| What you will do |
I need the lines from the one containing "Serialize everything readable" through the last line of the entries retyped exactly, with no pictures among them.

| Exercise input |
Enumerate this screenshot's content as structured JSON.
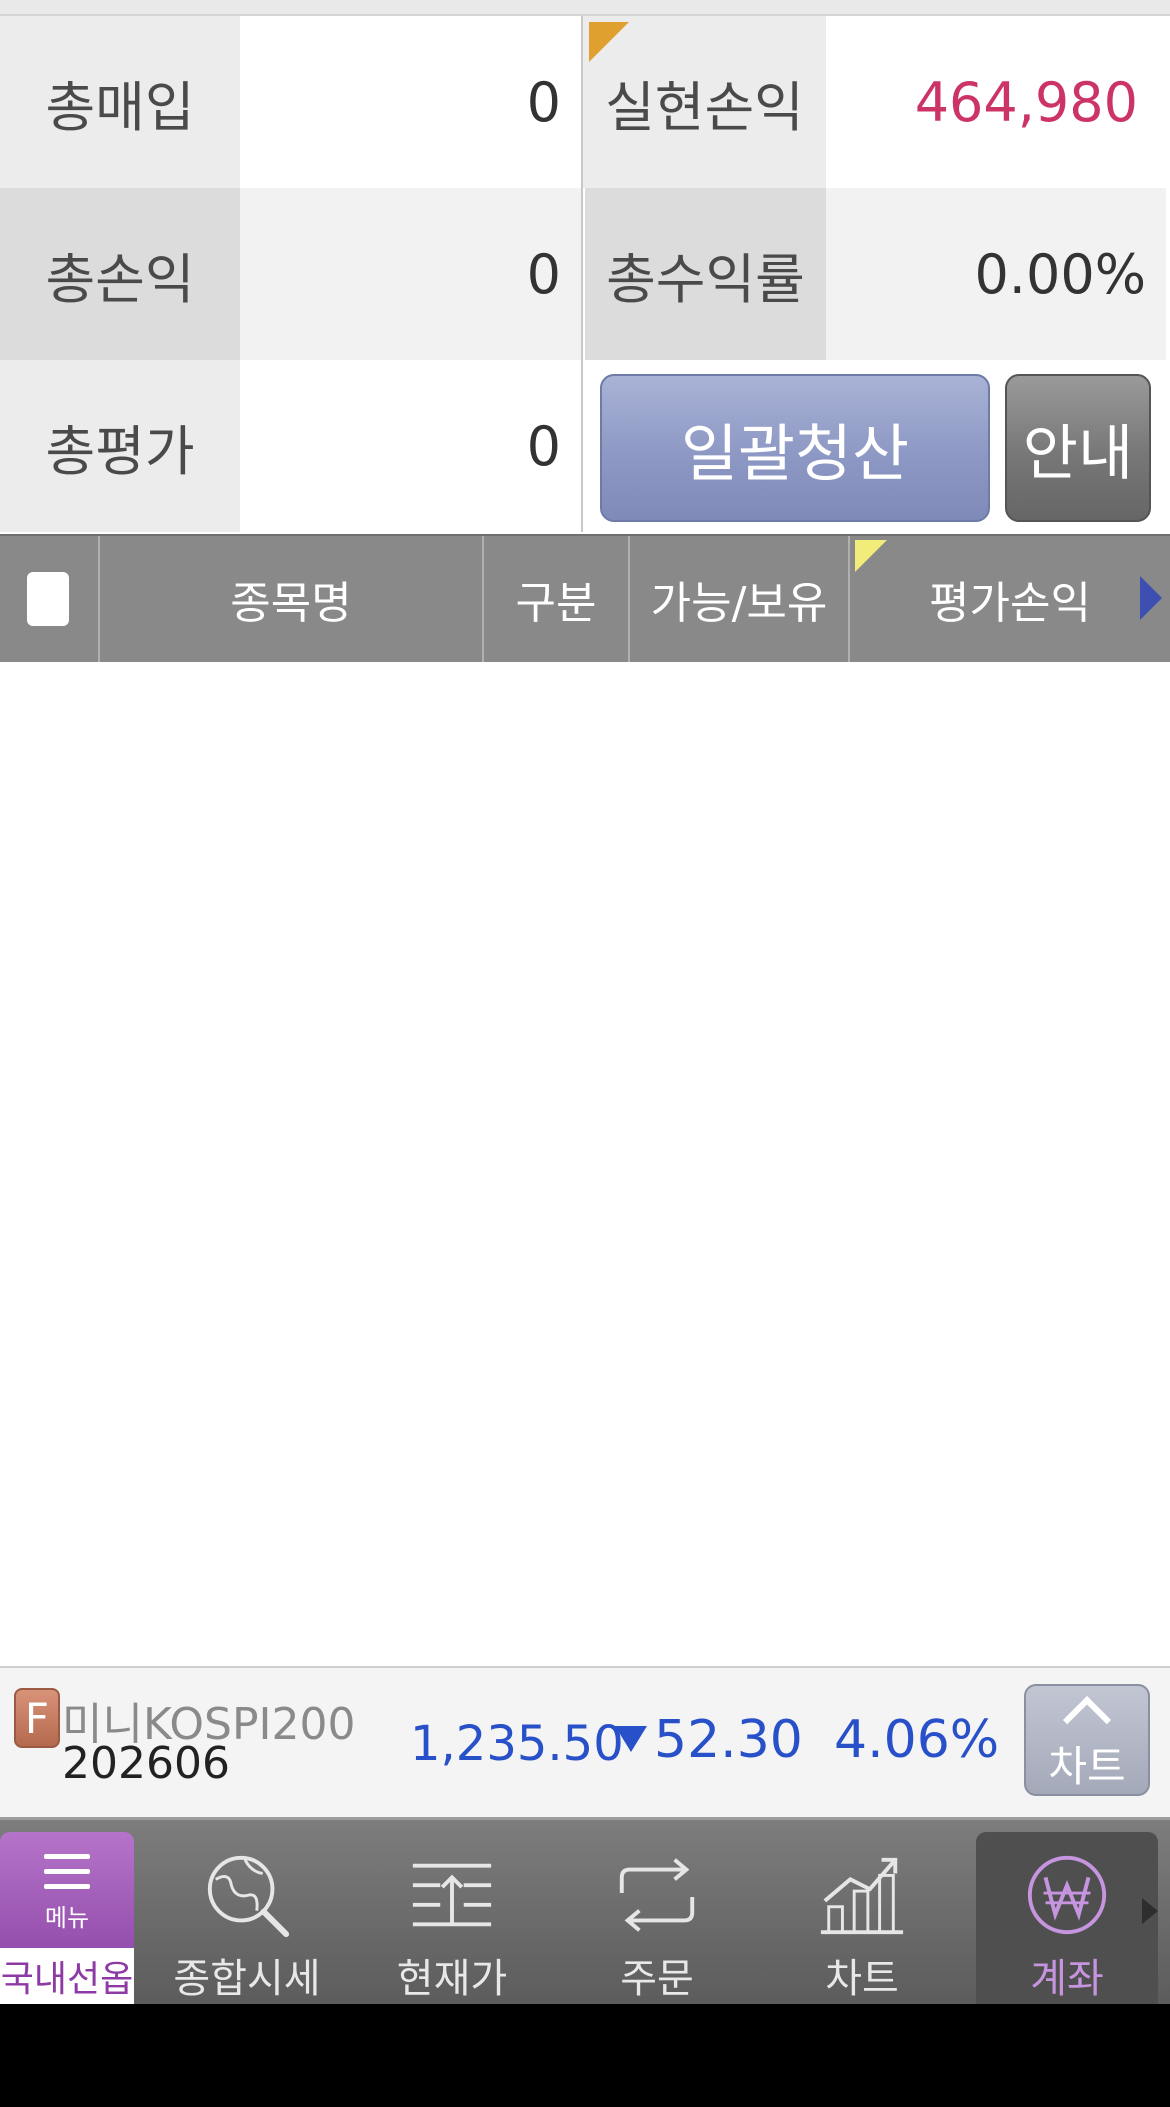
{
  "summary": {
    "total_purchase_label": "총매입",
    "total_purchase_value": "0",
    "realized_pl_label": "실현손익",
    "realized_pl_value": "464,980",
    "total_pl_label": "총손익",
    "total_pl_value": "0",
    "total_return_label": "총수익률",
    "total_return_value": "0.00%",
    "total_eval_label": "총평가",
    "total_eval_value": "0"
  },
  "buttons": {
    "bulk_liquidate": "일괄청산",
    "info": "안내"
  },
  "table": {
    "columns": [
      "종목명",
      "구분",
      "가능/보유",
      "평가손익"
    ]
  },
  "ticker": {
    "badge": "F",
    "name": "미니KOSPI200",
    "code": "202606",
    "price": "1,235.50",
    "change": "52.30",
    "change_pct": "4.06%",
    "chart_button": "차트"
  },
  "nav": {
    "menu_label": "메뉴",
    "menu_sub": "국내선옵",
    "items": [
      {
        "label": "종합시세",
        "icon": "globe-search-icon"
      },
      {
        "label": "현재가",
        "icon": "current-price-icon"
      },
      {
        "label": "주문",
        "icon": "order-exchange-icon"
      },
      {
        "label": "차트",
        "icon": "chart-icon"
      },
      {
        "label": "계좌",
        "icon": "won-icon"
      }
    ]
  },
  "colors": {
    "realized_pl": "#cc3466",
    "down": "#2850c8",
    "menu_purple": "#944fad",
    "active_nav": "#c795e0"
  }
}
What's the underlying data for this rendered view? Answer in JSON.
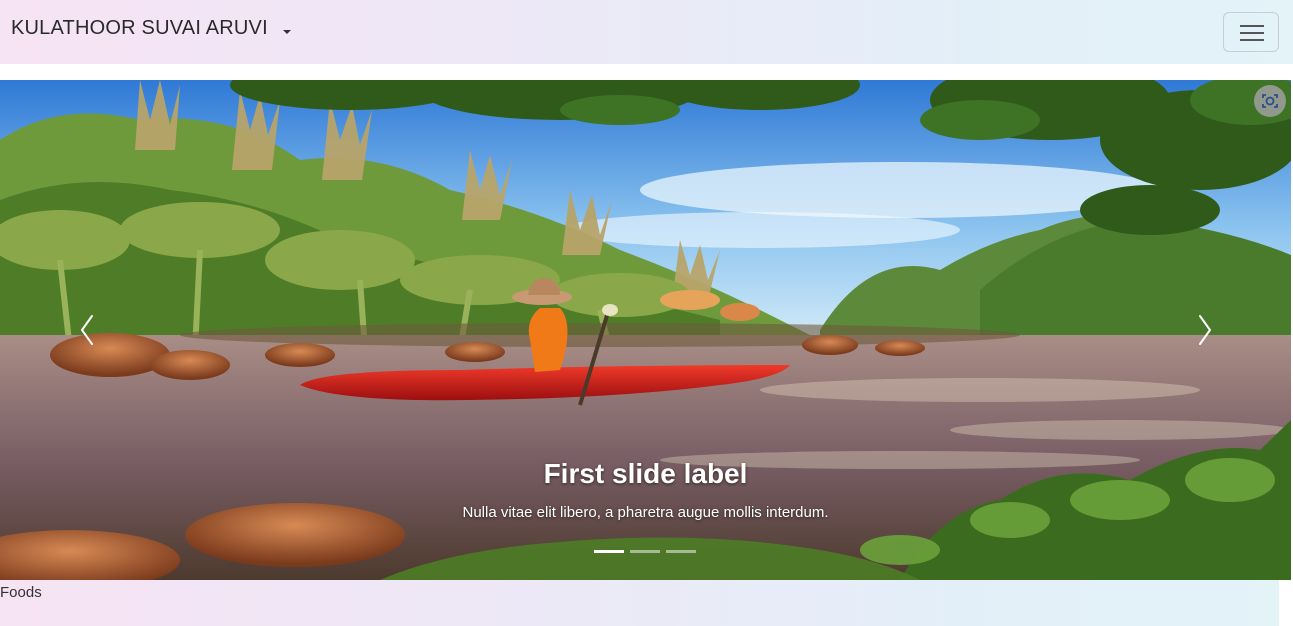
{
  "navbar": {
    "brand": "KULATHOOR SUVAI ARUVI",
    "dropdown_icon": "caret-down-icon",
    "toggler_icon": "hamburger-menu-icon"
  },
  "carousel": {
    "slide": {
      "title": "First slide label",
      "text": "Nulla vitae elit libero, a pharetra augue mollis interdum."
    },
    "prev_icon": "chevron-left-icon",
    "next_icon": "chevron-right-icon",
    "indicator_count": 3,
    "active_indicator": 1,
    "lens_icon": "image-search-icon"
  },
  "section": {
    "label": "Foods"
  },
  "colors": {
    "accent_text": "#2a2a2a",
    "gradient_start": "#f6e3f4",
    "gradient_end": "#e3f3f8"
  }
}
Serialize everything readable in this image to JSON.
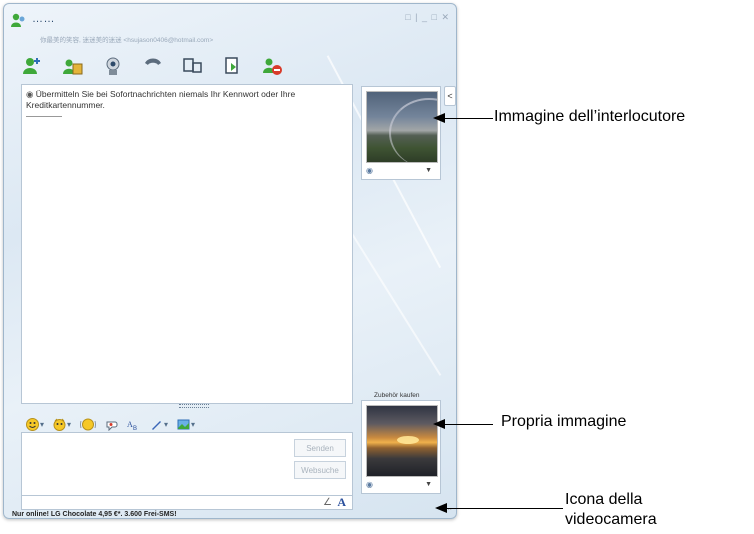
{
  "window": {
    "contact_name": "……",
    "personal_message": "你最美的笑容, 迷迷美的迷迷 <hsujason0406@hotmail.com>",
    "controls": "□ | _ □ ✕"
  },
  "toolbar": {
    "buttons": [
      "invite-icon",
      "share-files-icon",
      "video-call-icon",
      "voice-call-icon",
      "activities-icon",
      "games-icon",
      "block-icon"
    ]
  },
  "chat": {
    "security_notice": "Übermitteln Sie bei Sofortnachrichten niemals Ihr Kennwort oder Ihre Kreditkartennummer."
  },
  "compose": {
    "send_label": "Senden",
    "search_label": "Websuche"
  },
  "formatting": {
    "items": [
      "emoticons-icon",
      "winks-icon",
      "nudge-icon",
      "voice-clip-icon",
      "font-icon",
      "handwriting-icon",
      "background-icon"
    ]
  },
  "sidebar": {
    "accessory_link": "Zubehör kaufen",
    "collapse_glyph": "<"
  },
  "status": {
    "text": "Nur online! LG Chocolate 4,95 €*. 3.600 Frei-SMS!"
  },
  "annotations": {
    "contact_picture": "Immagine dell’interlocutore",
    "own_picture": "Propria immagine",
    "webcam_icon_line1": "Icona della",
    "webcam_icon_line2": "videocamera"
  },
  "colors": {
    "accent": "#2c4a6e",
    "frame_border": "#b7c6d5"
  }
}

| Result below |
Serialize everything readable in this image to JSON.
{
  "window": {
    "contact_name": "……",
    "personal_message": "你最美的笑容, 迷迷美的迷迷 <hsujason0406@hotmail.com>",
    "controls": "□ | _ □ ✕"
  },
  "toolbar": {
    "buttons": [
      "invite-icon",
      "share-files-icon",
      "video-call-icon",
      "voice-call-icon",
      "activities-icon",
      "games-icon",
      "block-icon"
    ]
  },
  "chat": {
    "security_notice": "Übermitteln Sie bei Sofortnachrichten niemals Ihr Kennwort oder Ihre Kreditkartennummer."
  },
  "compose": {
    "send_label": "Senden",
    "search_label": "Websuche"
  },
  "formatting": {
    "items": [
      "emoticons-icon",
      "winks-icon",
      "nudge-icon",
      "voice-clip-icon",
      "font-icon",
      "handwriting-icon",
      "background-icon"
    ]
  },
  "sidebar": {
    "accessory_link": "Zubehör kaufen",
    "collapse_glyph": "<"
  },
  "status": {
    "text": "Nur online! LG Chocolate 4,95 €*. 3.600 Frei-SMS!"
  },
  "annotations": {
    "contact_picture": "Immagine dell’interlocutore",
    "own_picture": "Propria immagine",
    "webcam_icon_line1": "Icona della",
    "webcam_icon_line2": "videocamera"
  },
  "colors": {
    "accent": "#2c4a6e",
    "frame_border": "#b7c6d5"
  }
}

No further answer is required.